It wasn’t until the 2010s when a resurgence of vinyl records reflected in industry sales. In fact, musician Neil Young said in a 2012 interview, that the late Apple CEO Steve Jobs (whose iTunes Store revolutionized digital music, by the way) preferred listening to vinyl.
“Steve Jobs [was] a pioneer of digital music, and his legacy is tremendous,” he says. “But when he went home, he listened to vinyl.”
More people are finally appreciating vinyl again! In fact, the Recording Industry Association of America’s (RIAA) 2018 report says that “CD sales were declining three times as fast vinyl sales were growing.”

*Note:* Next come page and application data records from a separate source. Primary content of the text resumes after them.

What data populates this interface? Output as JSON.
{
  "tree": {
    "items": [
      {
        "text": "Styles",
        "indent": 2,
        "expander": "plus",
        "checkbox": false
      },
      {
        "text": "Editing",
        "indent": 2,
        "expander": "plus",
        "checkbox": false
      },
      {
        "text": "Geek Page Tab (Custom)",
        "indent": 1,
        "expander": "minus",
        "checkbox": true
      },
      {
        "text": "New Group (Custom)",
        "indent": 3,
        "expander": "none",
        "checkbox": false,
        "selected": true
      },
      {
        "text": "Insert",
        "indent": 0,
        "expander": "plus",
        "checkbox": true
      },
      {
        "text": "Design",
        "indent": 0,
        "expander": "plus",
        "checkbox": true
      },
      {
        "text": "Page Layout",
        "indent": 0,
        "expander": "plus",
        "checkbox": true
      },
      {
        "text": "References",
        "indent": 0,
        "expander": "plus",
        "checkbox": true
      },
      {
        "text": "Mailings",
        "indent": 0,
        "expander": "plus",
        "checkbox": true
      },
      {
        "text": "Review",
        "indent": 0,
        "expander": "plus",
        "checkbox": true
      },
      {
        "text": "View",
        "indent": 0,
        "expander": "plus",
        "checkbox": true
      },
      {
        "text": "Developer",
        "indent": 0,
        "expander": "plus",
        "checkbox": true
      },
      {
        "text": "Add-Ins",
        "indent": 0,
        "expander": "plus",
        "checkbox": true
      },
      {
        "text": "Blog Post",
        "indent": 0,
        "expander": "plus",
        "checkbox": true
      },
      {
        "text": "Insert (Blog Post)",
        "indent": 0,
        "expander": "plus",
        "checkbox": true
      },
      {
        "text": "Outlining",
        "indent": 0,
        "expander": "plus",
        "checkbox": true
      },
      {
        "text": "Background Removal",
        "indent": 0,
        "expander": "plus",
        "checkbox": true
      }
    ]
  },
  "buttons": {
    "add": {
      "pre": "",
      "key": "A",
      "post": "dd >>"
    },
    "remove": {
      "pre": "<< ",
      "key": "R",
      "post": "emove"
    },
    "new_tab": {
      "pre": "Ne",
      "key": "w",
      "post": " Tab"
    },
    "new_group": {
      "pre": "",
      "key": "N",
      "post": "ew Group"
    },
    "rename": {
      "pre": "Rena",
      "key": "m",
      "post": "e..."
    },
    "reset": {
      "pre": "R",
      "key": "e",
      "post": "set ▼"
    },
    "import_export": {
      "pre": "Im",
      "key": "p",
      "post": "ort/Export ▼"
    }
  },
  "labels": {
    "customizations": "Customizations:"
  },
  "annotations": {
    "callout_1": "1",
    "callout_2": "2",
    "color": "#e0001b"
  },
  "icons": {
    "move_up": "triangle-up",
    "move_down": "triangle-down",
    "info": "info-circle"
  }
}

In the first half of 2020, vinyl sales garnered USD 232.1 million (Php 11.2 billion), which was the first time it surpassed CD sales since the 1980s.
Why you should start building your collection
If you’re wondering why most artists and music-lovers are passionate about vinyl records, here are 3 reasons from audiophiles themselves!
Vinyl has better sound quality.
Of course, the sound quality also depends on the equipment you’re using, like your record player (also known as a turntable) and your speakers. Placement of the speakers and the room itself are also factors that affect quality. However, 45-year-old vinyl collector Koy says that it’s still better than the ultra-compressed files on digital streaming services.
“The reason why you can store several songs on your iPod or smartphone is because they are compressed and have low bitrate,” he says. ‘Bitrate’ describes the amount of data bits processed every second. “Listening to physical records makes me feel like I’m watching a live performance, mas ramdam ko siya.”
Vinyl is an experience.
Some would think that only the older generation would appreciate physical records, but millennials and Generation Z are building their vinyl collections too!
Rhea, 24, prefers listening to vinyl for the overall experience. “Some people might not understand, but there’s something satisfying when buying records. From opening the jacket, appreciating the artwork, and listening to the album from top to bottom, vinyl gives you a deeper appreciation of music.”
The mere act of finding the album you’re looking for at the record store is special in itself, in Rhea’s opinion. “It’s not like buying something on iTunes where you just need to search and the song is immediately there. There’s nothing special about it,” she says. “Finding the record that you want and actually owning a physical copy of it makes you appreciate the hard work that was put into this piece of art.”
It’s an investment.
Let’s be honest, vinyl has had a lot of “deaths” but has managed to come back every time. It survived generations and several competitions, and it’s here to stay.
“A vinyl record will never lose its value,” says 30-year-old collector Janine. It’s an investment because as time passes, the albums readily available today will be considered rare in the future. “If someday you decide that you don’t like collecting anymore, you can sell your records and earn thousands. But right now, enjoy the happiness and magical experience it can give you. Hindi ka magsisisi.”
Where to get vinyl records online
Vinyl enthusiasts used to scour surplus shops and antique stores just to buy an album. But because we can’t really go out as much, these online record stores got your back:
The Grey Market Records
Asian Gosling Records
Mark Arvin Records
This article originally appeared on OneLife.PH